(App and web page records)
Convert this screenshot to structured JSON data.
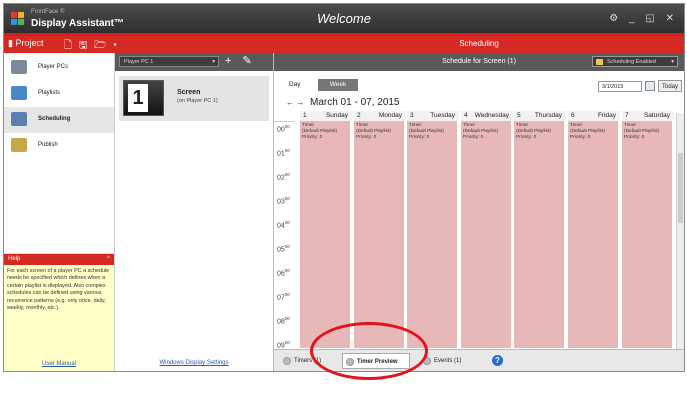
{
  "app": {
    "brand_small": "FrontFace ®",
    "brand_name": "Display Assistant™",
    "window_title": "Welcome",
    "window_controls": "⚙ _ ◱ ✕"
  },
  "menu": {
    "project_label": "Project",
    "project_tools": "🗋 🖫 🗁 ▾",
    "section_title": "Scheduling"
  },
  "nav": {
    "items": [
      {
        "label": "Player PCs",
        "icon": "monitor-icon",
        "color": "#7a8a9a"
      },
      {
        "label": "Playlists",
        "icon": "playlist-icon",
        "color": "#4a86c8"
      },
      {
        "label": "Scheduling",
        "icon": "calendar-icon",
        "color": "#5b7fb0",
        "active": true
      },
      {
        "label": "Publish",
        "icon": "publish-icon",
        "color": "#c9a64a"
      }
    ]
  },
  "help": {
    "title": "Help",
    "collapse": "^",
    "text": "For each screen of a player PC a schedule needs be specified which defines when a certain playlist is displayed. Also complex schedules can be defined using various recurrence patterns (e.g. only once, daily, weekly, monthly, etc.).",
    "link": "User Manual"
  },
  "player": {
    "selected": "Player PC 1",
    "actions": "+ ✎ —",
    "screen_number": "1",
    "screen_name": "Screen",
    "screen_sub": "(on Player PC 1)",
    "settings_link": "Windows Display Settings"
  },
  "schedule": {
    "header": "Schedule for Screen (1)",
    "enabled_label": "Scheduling Enabled",
    "tab_day": "Day",
    "tab_week": "Week",
    "date_value": "3/1/2015",
    "today_label": "Today",
    "nav_arrows": "← →",
    "range_label": "March 01 - 07, 2015",
    "days": [
      {
        "num": "1",
        "name": "Sunday"
      },
      {
        "num": "2",
        "name": "Monday"
      },
      {
        "num": "3",
        "name": "Tuesday"
      },
      {
        "num": "4",
        "name": "Wednesday"
      },
      {
        "num": "5",
        "name": "Thursday"
      },
      {
        "num": "6",
        "name": "Friday"
      },
      {
        "num": "7",
        "name": "Saturday"
      }
    ],
    "event": {
      "line1": "Timer",
      "line2": "(Default Playlist)",
      "line3": "Priority: 0"
    },
    "hours": [
      "00",
      "01",
      "02",
      "03",
      "04",
      "05",
      "06",
      "07",
      "08",
      "09"
    ],
    "minutes": "00",
    "event_color": "#e8b8b8"
  },
  "bottom_tabs": {
    "timers": "Timers (1)",
    "timer_preview": "Timer Preview",
    "events": "Events (1)",
    "help": "?"
  }
}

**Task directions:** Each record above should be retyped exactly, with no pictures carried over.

**Task response:**
Convert this screenshot to structured JSON data.
{
  "app": {
    "brand_small": "FrontFace ®",
    "brand_name": "Display Assistant™",
    "window_title": "Welcome",
    "window_controls": "⚙ _ ◱ ✕"
  },
  "menu": {
    "project_label": "Project",
    "project_tools": "🗋 🖫 🗁 ▾",
    "section_title": "Scheduling"
  },
  "nav": {
    "items": [
      {
        "label": "Player PCs",
        "icon": "monitor-icon",
        "color": "#7a8a9a"
      },
      {
        "label": "Playlists",
        "icon": "playlist-icon",
        "color": "#4a86c8"
      },
      {
        "label": "Scheduling",
        "icon": "calendar-icon",
        "color": "#5b7fb0",
        "active": true
      },
      {
        "label": "Publish",
        "icon": "publish-icon",
        "color": "#c9a64a"
      }
    ]
  },
  "help": {
    "title": "Help",
    "collapse": "^",
    "text": "For each screen of a player PC a schedule needs be specified which defines when a certain playlist is displayed. Also complex schedules can be defined using various recurrence patterns (e.g. only once, daily, weekly, monthly, etc.).",
    "link": "User Manual"
  },
  "player": {
    "selected": "Player PC 1",
    "actions": "+ ✎ —",
    "screen_number": "1",
    "screen_name": "Screen",
    "screen_sub": "(on Player PC 1)",
    "settings_link": "Windows Display Settings"
  },
  "schedule": {
    "header": "Schedule for Screen (1)",
    "enabled_label": "Scheduling Enabled",
    "tab_day": "Day",
    "tab_week": "Week",
    "date_value": "3/1/2015",
    "today_label": "Today",
    "nav_arrows": "← →",
    "range_label": "March 01 - 07, 2015",
    "days": [
      {
        "num": "1",
        "name": "Sunday"
      },
      {
        "num": "2",
        "name": "Monday"
      },
      {
        "num": "3",
        "name": "Tuesday"
      },
      {
        "num": "4",
        "name": "Wednesday"
      },
      {
        "num": "5",
        "name": "Thursday"
      },
      {
        "num": "6",
        "name": "Friday"
      },
      {
        "num": "7",
        "name": "Saturday"
      }
    ],
    "event": {
      "line1": "Timer",
      "line2": "(Default Playlist)",
      "line3": "Priority: 0"
    },
    "hours": [
      "00",
      "01",
      "02",
      "03",
      "04",
      "05",
      "06",
      "07",
      "08",
      "09"
    ],
    "minutes": "00",
    "event_color": "#e8b8b8"
  },
  "bottom_tabs": {
    "timers": "Timers (1)",
    "timer_preview": "Timer Preview",
    "events": "Events (1)",
    "help": "?"
  }
}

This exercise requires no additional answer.